Editors’ Biographies Lily-Cannelle Mathieu is a third-year Joint Honours Anthropology and Art History student pursuing a minor in East Asian Studies. After having served Orientations as an editor in 20172018, she is delighted to be Orientations’ Editor-in-Chief for its fourteenth print edition and for the launch of the journal’s website! Lily-Cannelle is particularly interested in contemporary heritage management and in Asian art and architecture. Guided by her passion for Japanese gardens, culture, and aesthetics, she will undertake anthropological fieldwork in the Shukkeien garden of Hiroshima in Summer 2019. Tianru Chen designed this issue of Orientations. Emma Corso is a third year Double Major in Anthropology and East Asian Studies, and is thrilled to be both an editor and creative content creator for this edition of Orientations. She studies Korean, and is interested in both the social and political conditions of East Asia, as well as popular culture. She hopes to conduct ethnographic research in South Korea or Japan as a graduate student. Tiffany Dai is a third year Art History major with minors in Communication Studies and Chemistry. In her first year on an editorial team, she is excited to be working on this year’s edition of Orientations in print and online. After McGill, Tiffany aims to pursue art conservation and restoration. With interests in Chinese contemporary art and film, she hopes to volunteer in Shanghai this summer to gain more experience in a museum setting. Gina Fung is a fourth-year Joint Honours History and International Development Studies student with a minor in East Asian Cultural Studies. In brief, some of her research interests include (but are not limited to) U.S. imperialism in the Asia-Pacific region in spaces, space-making, and contact zones; and the histories of urban planning and zoning in East Asia. Anthony Kuan is a third year History and East Asian Studies student and an editor for Orientations. He is interested in studying the seminal historical dynamics responsible for developing modern East Asia, and the broader role that these dynamics have had in influencing the political relationships that extend through and beyond the region at present. In addition to his role in Orientations, Anthony has also edited for Luminous, a student journal aimed at promoting the latest academic research at McGill University, and for the McGill International Review. Jamie Miura is a third year Political Science student pursuing minors in East Asian Cultural Studies and Management. He currently serves as an editor at the Orientations Journal for 201819. Jamie is interested in US-Japan relations and its influence on the regional dynamics of East Asia. After spending a semester at the University of Tokyo, Jamie continues to explore his interest in US-Japan relations through his work as the American Executive Committee Chair of the 71st Japan-America Student Conference. He plans to further pursue his academic interests through an internship at the Department of State this summer. Jonathan Webb is a third year History major and East Asian Studies minor. He is especially interested in media related to the history of international relations in East Asia. He worked with Oscarwinning director Ruby Yang on her documentary “Ritoma”, which highlighted issues surrounding some Tibetan nomads’ experience with western sports. He aims to specialise in sound production for films to further his passion and involvement in cinema that centres on East Asian topics. 94

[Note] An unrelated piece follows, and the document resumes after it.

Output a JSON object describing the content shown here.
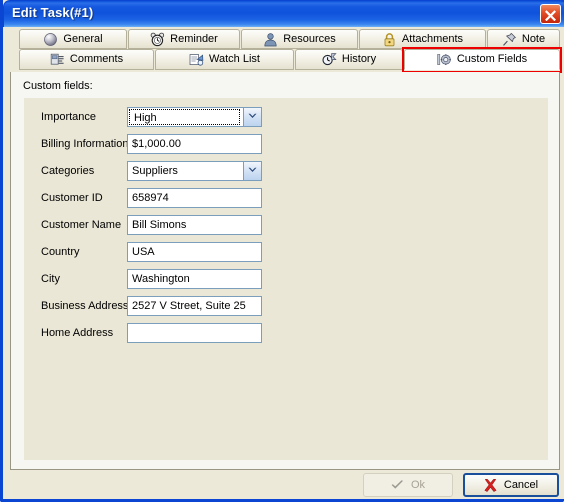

Turn static files into dynamic content formats.

Create a flipbook
Issuu converts static files into: digital portfolios, online yearbooks, online catalogs, digital photo albums and more. Sign up and create your flipbook.